Left Front leaders, also speaking on condition of anonymity, denied this, saying the government wouldn’t return land from within the project site. It is not clear yet whether Tata Motors would agree to return land from within the vendor park. The company said earlier it was impossible to return land from within the 997-acre project area. “As we were looking at a unique product at a very low cost we wanted it to be a consolidated car company with its ancillary suppliers incorporated in the same location because logistic and transport cost are a major part of the component cost of any plant,” Tata Motors chairman Ratan Tata had said in Kolkata on 23 August. The government, too, had earlier ruled out returning land from within the plot allotted to Tata Motors and its component suppliers, and had instead offered to build a commercial complex adjacent to the factory for the benefit of farmers affected by the project.
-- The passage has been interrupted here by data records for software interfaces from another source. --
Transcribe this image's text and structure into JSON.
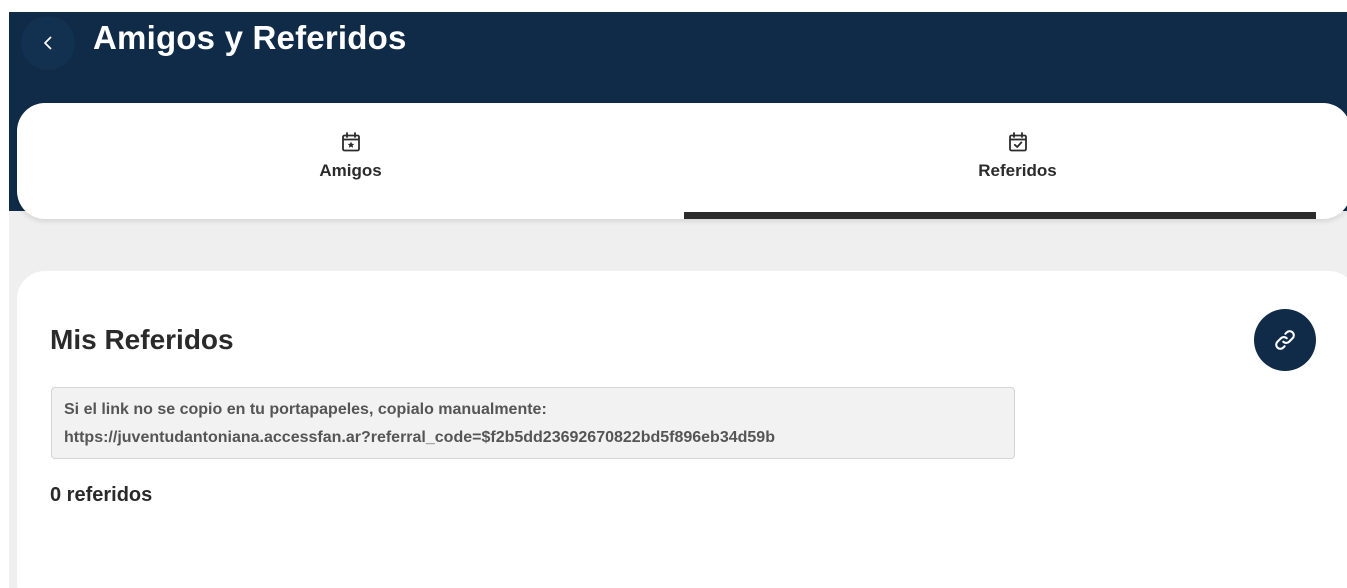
{
  "header": {
    "title": "Amigos y Referidos",
    "back_icon": "chevron-left-icon",
    "background_color": "#0f2b48"
  },
  "tabs": [
    {
      "label": "Amigos",
      "icon": "calendar-star-icon",
      "active": false
    },
    {
      "label": "Referidos",
      "icon": "calendar-check-icon",
      "active": true
    }
  ],
  "main": {
    "section_title": "Mis Referidos",
    "link_icon": "link-icon",
    "notice": {
      "line1": "Si el link no se copio en tu portapapeles, copialo manualmente:",
      "line2": "https://juventudantoniana.accessfan.ar?referral_code=$f2b5dd23692670822bd5f896eb34d59b"
    },
    "count_text": "0 referidos"
  }
}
“I am not sure any land is available inside the vendor park, and the government can return it,” an official of the West Bengal Industrial Development Corporation, which is acting as the key facilitator, said on condition of anonymity. But Trinamool Congress leaders claimed the government had agreed to put work there on hold and assess how much land could be returned from the vendor park.
Bhattacharjee met the governor at 11am on Sunday and in an hour-long meeting explained what his government could offer. Following the meeting, the governor wrote to Banerjee seeking a meeting at 3pm. In a letter, Gandhi said the state government had agreed to consider returning land to the affected farmers.
Banerjee arrived at the governor’s residence with a big team, which included two leaders from Singur and a lawyer. The governor spoke to the team for around 2 hours before the chief minister returned for a final round of discussion.
Earlier, the chief minister addressed a Left Front meeting in Kolkata, in which he discussed with the CPM’s allies the compensation package that the government was willing to offer to resolve the impasse. Senior Left Front leaders told Bhattacharjee to be more liberal, according to Kshiti Goswami, the state’s minister for public works and a leader of the Revolutionary Socialist Party.